I paid for the whole tire, why not use all of it?
Just over a month ago I replaced the rear tire on the K1200LT. Not so much because it was worn out, but a repair plug from a nail had begun to leak and I thought it wise to not do a second repair in the same spot. Well today it was the front tire’s turn. We’ll be going on trip along the length of the Blue Ridge Parkway next month and I knew the front tire didn’t have the life left to complete the trip safely. So now the Magic Carpet has Metzeler Marathons on the front and the rear. The good German ones and not the Brazilian ones. I like the rear Bridgestone Battleax, having put a lot of miles on it. But the front one didn’t last as long as I had hoped. But then again, softer tires means fewer miles.
The bike went back to Ken’s Motorcycle Tires in Woodstock for this one too. I really have to give Ken’s credit. I ordered the tire on Tuesday because they didn’t have one in stock. On Wednesday they called and said it was in and we set an appointment for Thursday afternoon to have it installed.

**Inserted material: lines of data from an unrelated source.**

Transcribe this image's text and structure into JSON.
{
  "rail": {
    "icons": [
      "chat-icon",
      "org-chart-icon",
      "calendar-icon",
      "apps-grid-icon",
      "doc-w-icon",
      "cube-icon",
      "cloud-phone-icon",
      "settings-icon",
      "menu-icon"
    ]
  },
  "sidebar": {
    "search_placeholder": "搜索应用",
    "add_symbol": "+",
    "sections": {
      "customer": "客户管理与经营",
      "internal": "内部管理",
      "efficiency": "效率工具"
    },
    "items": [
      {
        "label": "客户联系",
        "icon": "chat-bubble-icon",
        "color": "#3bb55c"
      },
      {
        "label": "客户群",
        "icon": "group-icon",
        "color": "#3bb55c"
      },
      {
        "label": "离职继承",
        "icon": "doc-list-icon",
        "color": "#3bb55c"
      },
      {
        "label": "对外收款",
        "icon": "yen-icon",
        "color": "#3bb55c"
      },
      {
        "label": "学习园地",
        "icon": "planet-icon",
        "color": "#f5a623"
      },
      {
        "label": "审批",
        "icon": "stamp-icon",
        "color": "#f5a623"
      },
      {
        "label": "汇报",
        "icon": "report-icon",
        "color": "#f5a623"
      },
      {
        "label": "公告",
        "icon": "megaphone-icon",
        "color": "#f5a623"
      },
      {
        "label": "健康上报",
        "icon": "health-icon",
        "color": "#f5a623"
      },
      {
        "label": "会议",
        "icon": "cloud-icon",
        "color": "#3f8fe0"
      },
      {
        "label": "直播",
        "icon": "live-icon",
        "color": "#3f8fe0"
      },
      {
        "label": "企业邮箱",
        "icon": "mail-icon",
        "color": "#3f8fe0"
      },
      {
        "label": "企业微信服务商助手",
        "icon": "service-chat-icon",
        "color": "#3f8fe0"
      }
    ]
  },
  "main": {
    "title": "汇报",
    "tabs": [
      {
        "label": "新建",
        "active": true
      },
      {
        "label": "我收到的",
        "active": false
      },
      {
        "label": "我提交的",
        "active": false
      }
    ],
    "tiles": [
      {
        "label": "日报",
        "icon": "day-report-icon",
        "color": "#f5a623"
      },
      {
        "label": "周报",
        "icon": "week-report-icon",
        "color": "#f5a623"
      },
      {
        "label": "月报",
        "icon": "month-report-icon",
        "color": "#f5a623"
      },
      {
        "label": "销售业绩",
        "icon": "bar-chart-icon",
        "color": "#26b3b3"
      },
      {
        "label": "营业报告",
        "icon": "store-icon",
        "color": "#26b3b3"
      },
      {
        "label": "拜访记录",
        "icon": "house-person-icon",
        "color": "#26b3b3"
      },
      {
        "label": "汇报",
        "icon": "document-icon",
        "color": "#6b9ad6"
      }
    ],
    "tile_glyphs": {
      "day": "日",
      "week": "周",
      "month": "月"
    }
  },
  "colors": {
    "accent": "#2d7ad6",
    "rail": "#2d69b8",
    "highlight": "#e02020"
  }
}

You see, Ken’s works on an appointment basis. In only 20 minutes after getting there I had paid and was getting ready to leave with the new tire on the motorcycle! Oh, did I mention that he also inspects the brakes and anything else around the tire he’s working on?
This morning I dropped the wheel off at Ken’s Motorcycle Tires in Woodstock, GA to have the new Metzeler ME880 Marathon tire put on the back of the bike. Now just put it on and maybe put a few miles on it tomorrow. It’s good to have that tire on!